Exodus 28:33-34 directed that images of pomegranates be woven onto the hem of a special robe worn by the High Priest. 1 Kings 7:13-22 describes pomegranates depicted on the capitals of the two pillars which stood in front of the temple in Jerusalem. It is said that King Solomon designed his coronet based on the pomegranate's "crown" (calyx). Jewish tradition teaches that the pomegranate is a symbol for righteousness, because it is said to have 613 seeds which corresponds with the 613 commandments of the Torah. Some Jewish scholars believe that it was the pomegranate that was the forbidden fruit in the Garden of Eden.
The pomegranate evoked the Aegean Triple Goddess who evolved into the Olympian Hera, who is sometimes represented offering the pomegranate. Some Greek dialects call the pomegranate rhoa; possibly pointing to the earth goddess Rhea.
In a 6th century BC, sculpture of the Goddess Argive Hera she held a scepter in one hand and a pomegranate, like a 'royal orb', in the other. "About the pomegranate I must say nothing," whispered the traveler Pausanias in the 2nd century, "for its story is something of a mystery". Hera wears, not a wreath nor a tiara nor a diadem, but clearly the calyx of the pomegranate that has become her serrated crown. Detail from Madonna of the Pomegranate by Sandro Botticelli, ca. 1487 (Uffizi Gallery, Florence). Within the sanctuary of Hera at Foce del Sele, Magna Graecia, is a chapel devoted to the Madonna del Granato, "Our Lady of the Pomegranate", "who by virtue of her epithet and the attribute of a pomegranate must be the Christian successor of the ancient Greek goddess Hera", observes the excavator of the Heraion of Samos, Helmut Kyrieleis.

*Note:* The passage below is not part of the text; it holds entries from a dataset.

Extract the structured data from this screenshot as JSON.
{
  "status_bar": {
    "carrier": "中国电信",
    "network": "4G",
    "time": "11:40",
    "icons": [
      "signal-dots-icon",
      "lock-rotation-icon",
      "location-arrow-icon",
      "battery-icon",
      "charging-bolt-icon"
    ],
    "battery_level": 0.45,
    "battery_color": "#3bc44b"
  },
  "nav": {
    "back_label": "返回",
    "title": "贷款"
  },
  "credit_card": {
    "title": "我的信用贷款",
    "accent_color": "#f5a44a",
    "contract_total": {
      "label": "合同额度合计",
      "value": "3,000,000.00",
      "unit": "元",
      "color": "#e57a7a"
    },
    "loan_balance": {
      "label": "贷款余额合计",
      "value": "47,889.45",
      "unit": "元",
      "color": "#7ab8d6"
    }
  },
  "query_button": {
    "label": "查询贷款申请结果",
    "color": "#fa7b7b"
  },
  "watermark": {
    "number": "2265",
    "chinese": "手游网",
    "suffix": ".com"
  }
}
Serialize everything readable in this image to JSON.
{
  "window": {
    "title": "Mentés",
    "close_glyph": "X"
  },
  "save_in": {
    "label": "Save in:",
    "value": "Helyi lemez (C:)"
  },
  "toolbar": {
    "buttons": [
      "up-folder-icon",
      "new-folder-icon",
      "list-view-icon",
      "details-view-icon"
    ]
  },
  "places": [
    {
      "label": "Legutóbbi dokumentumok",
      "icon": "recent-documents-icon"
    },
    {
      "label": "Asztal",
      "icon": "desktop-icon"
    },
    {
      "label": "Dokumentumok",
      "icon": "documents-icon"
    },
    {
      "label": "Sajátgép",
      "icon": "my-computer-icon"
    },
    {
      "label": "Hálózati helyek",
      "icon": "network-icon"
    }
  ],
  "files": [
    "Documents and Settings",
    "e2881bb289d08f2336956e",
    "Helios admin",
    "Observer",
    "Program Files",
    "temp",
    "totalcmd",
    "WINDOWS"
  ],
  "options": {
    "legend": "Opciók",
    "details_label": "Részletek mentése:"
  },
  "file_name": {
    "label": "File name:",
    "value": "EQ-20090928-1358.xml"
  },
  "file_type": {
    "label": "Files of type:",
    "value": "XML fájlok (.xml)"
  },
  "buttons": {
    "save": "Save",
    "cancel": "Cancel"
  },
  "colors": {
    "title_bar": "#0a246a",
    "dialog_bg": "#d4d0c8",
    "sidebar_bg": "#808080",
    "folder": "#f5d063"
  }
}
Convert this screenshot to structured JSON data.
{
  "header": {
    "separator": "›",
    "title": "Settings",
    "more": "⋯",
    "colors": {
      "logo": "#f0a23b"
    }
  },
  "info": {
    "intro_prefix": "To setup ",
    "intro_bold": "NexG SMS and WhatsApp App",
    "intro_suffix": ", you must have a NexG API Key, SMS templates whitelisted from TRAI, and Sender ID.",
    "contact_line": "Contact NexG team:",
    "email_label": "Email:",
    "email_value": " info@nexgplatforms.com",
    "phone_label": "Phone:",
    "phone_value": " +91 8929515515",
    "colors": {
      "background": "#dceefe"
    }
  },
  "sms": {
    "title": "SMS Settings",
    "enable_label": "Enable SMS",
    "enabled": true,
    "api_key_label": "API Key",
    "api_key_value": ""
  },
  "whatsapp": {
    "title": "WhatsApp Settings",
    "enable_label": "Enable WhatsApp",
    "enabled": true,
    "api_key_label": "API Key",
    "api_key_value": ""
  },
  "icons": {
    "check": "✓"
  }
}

In modern times the pomegranate still holds strong symbolic meanings for the Greeks. On important days in the Greek Orthodox calendar, such as the Presentation of the Virgin Mary and on Christmas Day, it is traditional to have them at the dinner table.
In ancient times they were offered to Demeter and to the other gods for fertile land, for the spirits of the dead and in honor of compassionate Dionysus. When one buys a new home, it is conventional for a house guest to bring as a first gift a pomegranate, which is placed under or near the home altar as a symbol of abundance, fertility, and good luck.
Pomegranates are often woven into the fabric of vestments and liturgical hangings or wrought in metalwork. They figure in many religious paintings by the likes of Sandro Botticelli and Leonardo da Vinci, often in the hands of the Virgin Mary or the infant Jesus. The fruit, broken or bursting open, is a symbol of the fullness of Jesus' passion (in both meanings of the word) and resurrection. In the Eastern Orthodox Church, pomegranate seeds may be used in a dish prepared for memorial services, as a symbol of the sweetness of the heavenly kingdom.
*1: All information above, including the image, is taken from the beautiful Carmelite website: http://www.carmelites.ie/ireland/Whitefriar%20St/ladydublin.htm and Ean Begg, The Cult of the Black Virgin, Arkana, 1985, p. 240.